The Chancellor added that benefits and pensions will rise in line with inflation; a rise in the national living wage; and a 12-month extension to the household support fund.
Average energy bills are set to increase to £3,000 with a rise in the energy price cap from April.
Mr Jarvis said: “We’ve had three Prime Ministers in three months with wildly different economic agendas. From tax relief to tax rises, and spending plans to spending cuts, the country doesn’t know if they’re coming or going with this Government.
“What’s clear is that this isn’t a plan for economic growth and people across the country will pay the price for this government’s incompetence. While the impact of today’s announcements will be felt everywhere, they won’t be felt fairly, it’s towns like Barnsley that will be hardest hit.
“Levelling Up in places like Barnsley and right across South Yorkshire is needed more than ever to get us out of recession. It was disappointing to hear we won’t know if we’ve been awarded funding until later this year. We can’t afford to wait any longer, the Government needs to show they are serious, and get on with it.”
Stephanie Peacock, Labour MP for Barnsley East added: “After 12 years of economic failure under the Tories, we needed strong action and sturdy measures from the Chancellor in his fiscal statement.
“Instead, we see mortgages and rents going up, schools and public services crumbling, and disposable household income per person falling by the highest level on record.
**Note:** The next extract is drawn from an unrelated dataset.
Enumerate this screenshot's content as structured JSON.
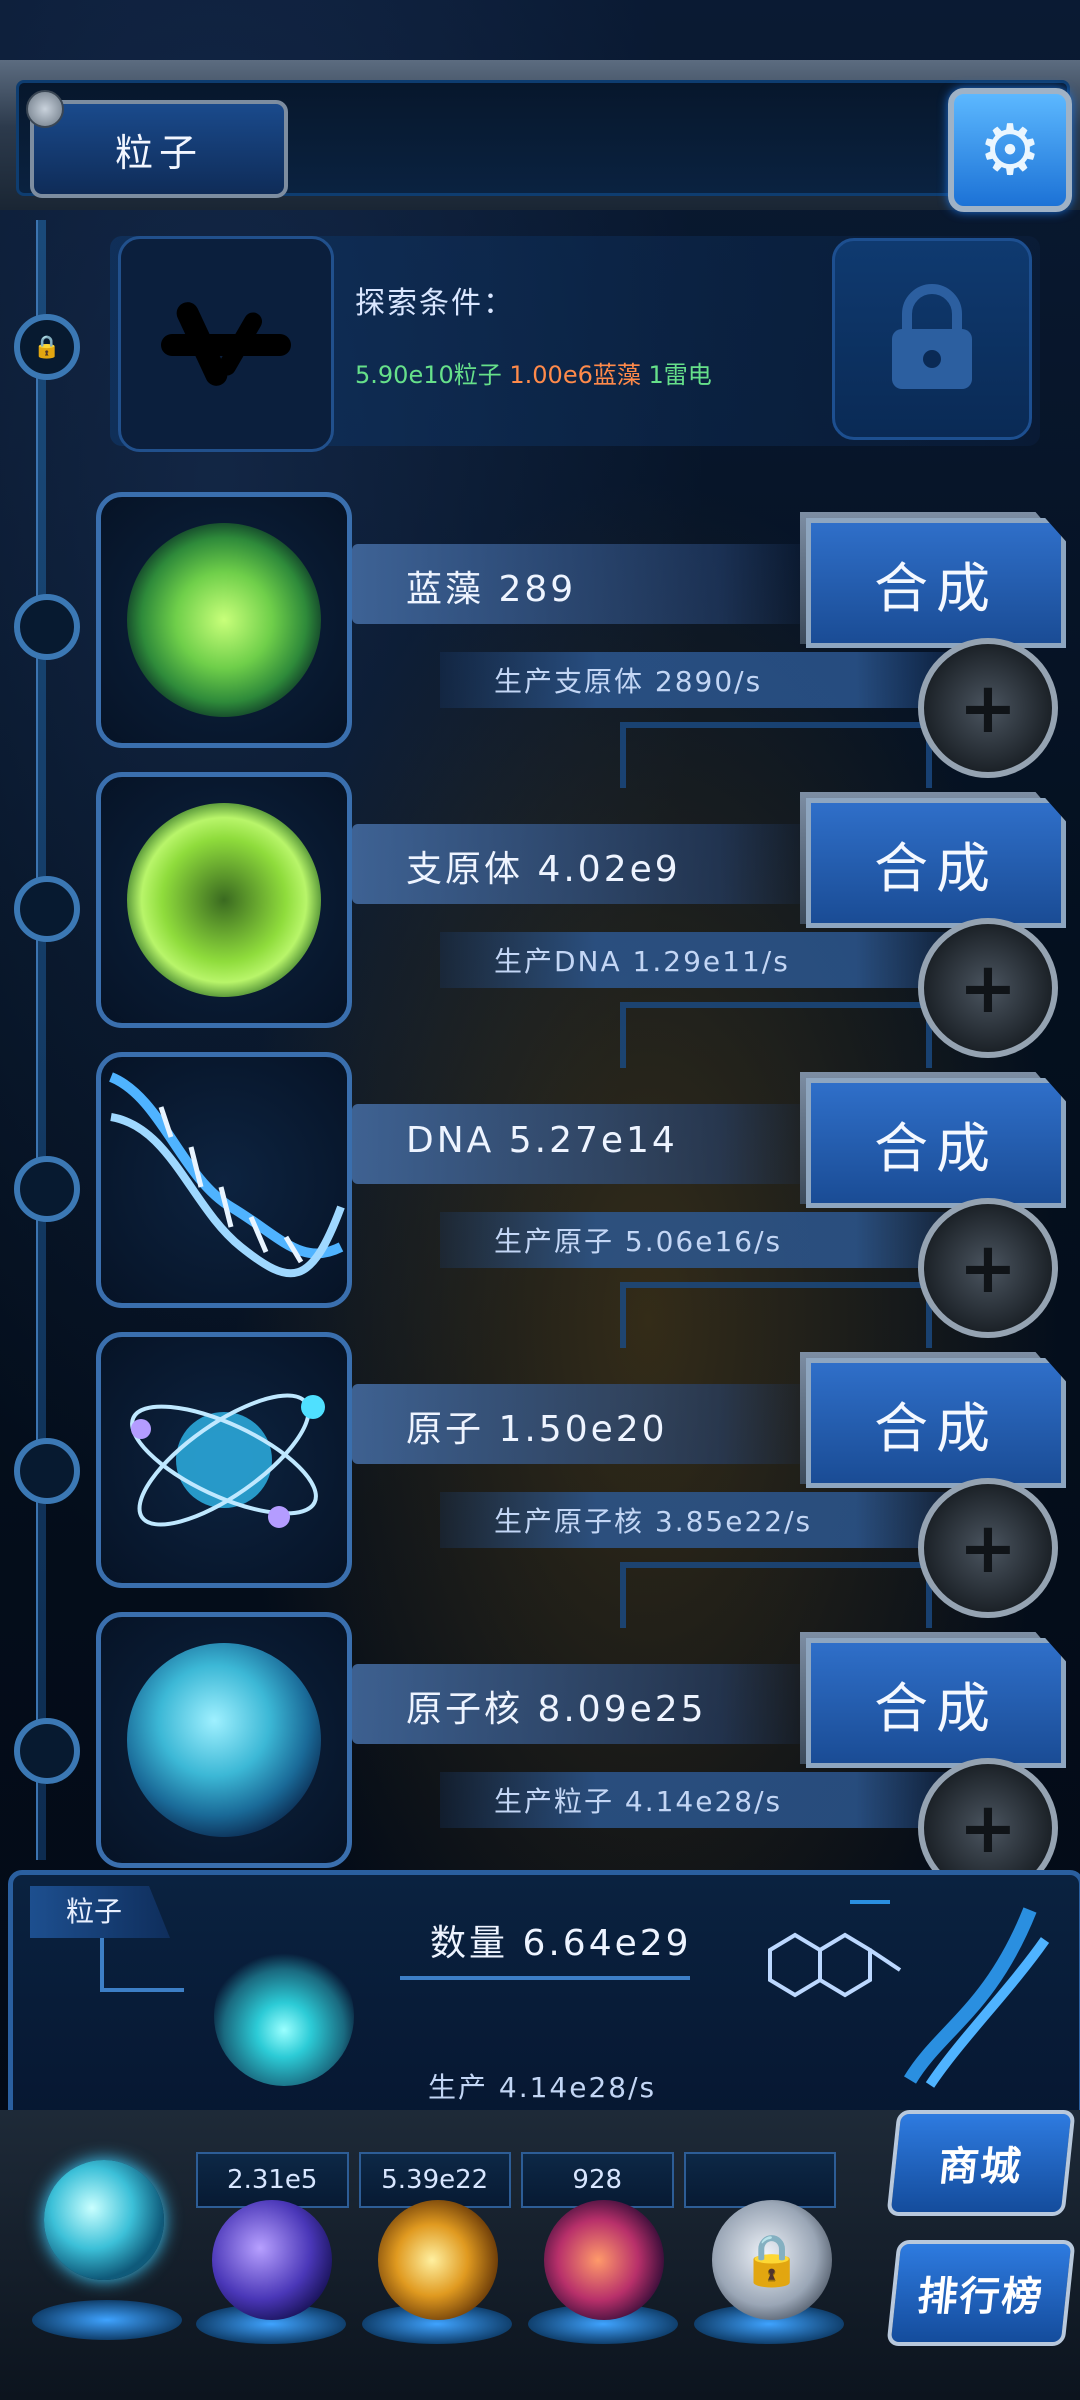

“The Chancellor should have apologised for the carnage the Tories have plunged our economy into, but all he gave us was more of the same: working people paying the price for their mistakes.’